So was it racist of Wallace-Wells to bring up Rev. Wright? And if not, why is it now, especially when Obama himself not long ago used to evoke Wright (and others) on his own accord? So, again for example, in a March 27, 2004 inteview with Chicago-Sun Times religion columnist Cathleen Falsani (the “God girl”), Obama offered the now rather startling admissions:

GG: Do you still attend Trinity?

OBAMA:Yep. Every week. 11 oclock service.
GG: Do you have people in your life that you look to for guidance?

OBAMA:Well, my pastor [Wright] is certainly someone who I have an enormous amount of respect for. I have a number of friends who are ministers. Reverend Meeks is a close friend and colleague of mine in the state Senate. Father Michael Pfleger is a dear friend, and somebody I interact with closely.

GG:Those two will keep you on your toes.

OBAMA: And they're good friends. Because both of them are in the public eye, there are ways we can all reflect on what’s happening to each of us in ways that are useful. I think they can help me, they can appreciate certain specific challenges that I go through as a public figure.

Of course, once it became clear that they couldn't help him beyond a certain point, he supposedly dropped them from his circle of acquaintance. But, since they were all such good friends, I'm sure that they--and Ayer's--understand the pragmatism at the heart of this action: you know how it is, Bill/Reverend/et al...for a while I have to pretend that I don't know you--but just wait till after the election....

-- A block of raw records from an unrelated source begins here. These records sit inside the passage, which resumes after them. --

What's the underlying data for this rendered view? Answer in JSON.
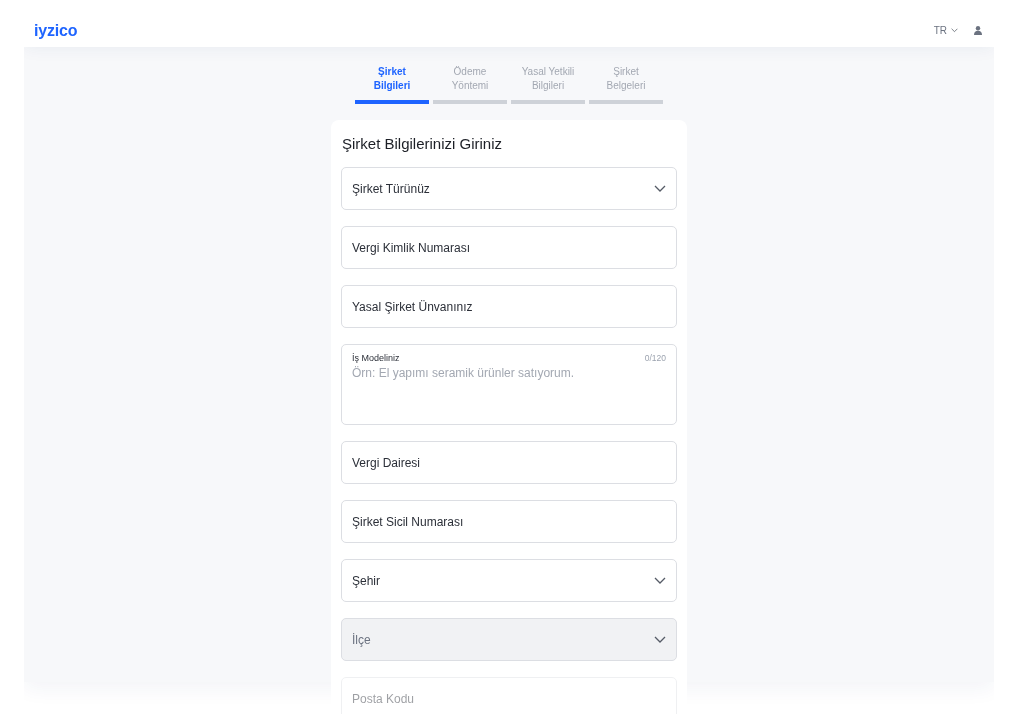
{
  "header": {
    "logo": "iyzico",
    "language": "TR"
  },
  "steps": [
    {
      "label": "Şirket Bilgileri",
      "selected": true
    },
    {
      "label": "Ödeme Yöntemi",
      "selected": false
    },
    {
      "label": "Yasal Yetkili Bilgileri",
      "selected": false
    },
    {
      "label": "Şirket Belgeleri",
      "selected": false
    }
  ],
  "form": {
    "title": "Şirket Bilgilerinizi Giriniz",
    "fields": [
      {
        "kind": "select",
        "placeholder": "Şirket Türünüz",
        "disabled": false,
        "faded": false
      },
      {
        "kind": "text",
        "placeholder": "Vergi Kimlik Numarası",
        "disabled": false,
        "faded": false
      },
      {
        "kind": "text",
        "placeholder": "Yasal Şirket Ünvanınız",
        "disabled": false,
        "faded": false
      },
      {
        "kind": "textarea",
        "label": "İş Modeliniz",
        "counter": "0/120",
        "placeholder": "Örn: El yapımı seramik ürünler satıyorum.",
        "disabled": false,
        "faded": false
      },
      {
        "kind": "text",
        "placeholder": "Vergi Dairesi",
        "disabled": false,
        "faded": false
      },
      {
        "kind": "text",
        "placeholder": "Şirket Sicil Numarası",
        "disabled": false,
        "faded": false
      },
      {
        "kind": "select",
        "placeholder": "Şehir",
        "disabled": false,
        "faded": false
      },
      {
        "kind": "select",
        "placeholder": "İlçe",
        "disabled": true,
        "faded": false
      },
      {
        "kind": "text",
        "placeholder": "Posta Kodu",
        "disabled": false,
        "faded": true
      }
    ]
  }
}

And, while Obama may try to distance himself from specific persons, he has never bothered to distance himself from the despicable ideas--or the ideology-- that those persons represent-- and that Obama himself has promoted his entire life.

No comments: